**What to produce**
Every line of the data that contains the string "қызметін" must be copied.

**Provided information**
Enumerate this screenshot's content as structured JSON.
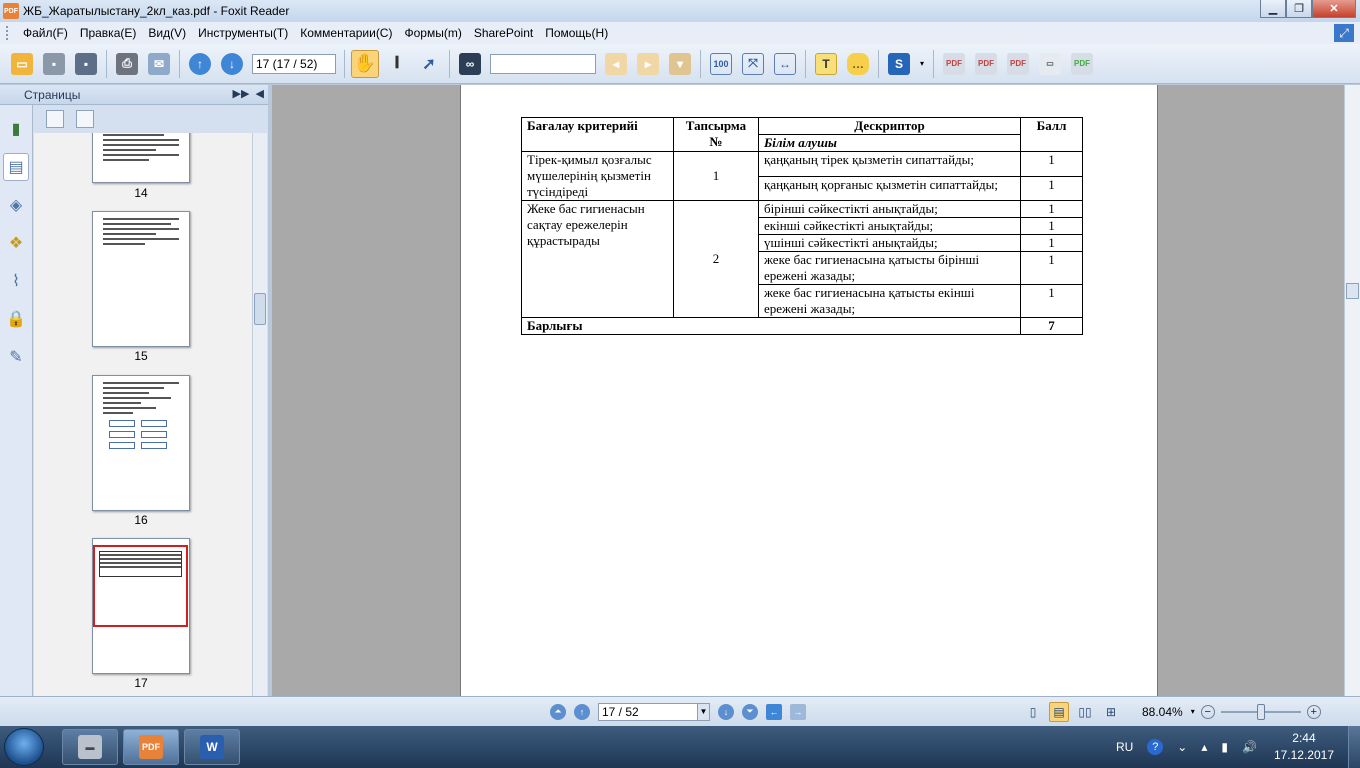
{
  "window": {
    "title": "ЖБ_Жаратылыстану_2кл_каз.pdf - Foxit Reader",
    "app_icon_text": "PDF"
  },
  "menu": [
    "Файл(F)",
    "Правка(E)",
    "Вид(V)",
    "Инструменты(T)",
    "Комментарии(C)",
    "Формы(m)",
    "SharePoint",
    "Помощь(H)"
  ],
  "toolbar": {
    "page_field": "17 (17 / 52)",
    "search_placeholder": ""
  },
  "left_panel": {
    "title": "Страницы",
    "thumbnails": [
      {
        "label": "14"
      },
      {
        "label": "15"
      },
      {
        "label": "16"
      },
      {
        "label": "17"
      }
    ]
  },
  "document": {
    "table": {
      "headers": {
        "criteria": "Бағалау критерийі",
        "task_no": "Тапсырма №",
        "descriptor": "Дескриптор",
        "score": "Балл",
        "learner": "Білім алушы"
      },
      "rows": [
        {
          "criteria": "Тірек-қимыл қозғалыс мүшелерінің қызметін түсіндіреді",
          "task": "1",
          "items": [
            {
              "descriptor": "қаңқаның тірек қызметін сипаттайды;",
              "score": "1"
            },
            {
              "descriptor": "қаңқаның қорғаныс қызметін сипаттайды;",
              "score": "1"
            }
          ]
        },
        {
          "criteria": "Жеке бас гигиенасын сақтау ережелерін құрастырады",
          "task": "2",
          "items": [
            {
              "descriptor": "бірінші сәйкестікті анықтайды;",
              "score": "1"
            },
            {
              "descriptor": "екінші сәйкестікті анықтайды;",
              "score": "1"
            },
            {
              "descriptor": "үшінші сәйкестікті анықтайды;",
              "score": "1"
            },
            {
              "descriptor": "жеке бас гигиенасына қатысты бірінші ережені жазады;",
              "score": "1"
            },
            {
              "descriptor": "жеке бас гигиенасына қатысты екінші ережені жазады;",
              "score": "1"
            }
          ]
        }
      ],
      "total_label": "Барлығы",
      "total_score": "7"
    }
  },
  "statusbar": {
    "page_value": "17 / 52",
    "zoom": "88.04%"
  },
  "taskbar": {
    "language": "RU",
    "time": "2:44",
    "date": "17.12.2017"
  }
}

**Answer section**
          "criteria": "Тірек-қимыл қозғалыс мүшелерінің қызметін түсіндіреді",
              "descriptor": "қаңқаның тірек қызметін сипаттайды;",
              "descriptor": "қаңқаның қорғаныс қызметін сипаттайды;",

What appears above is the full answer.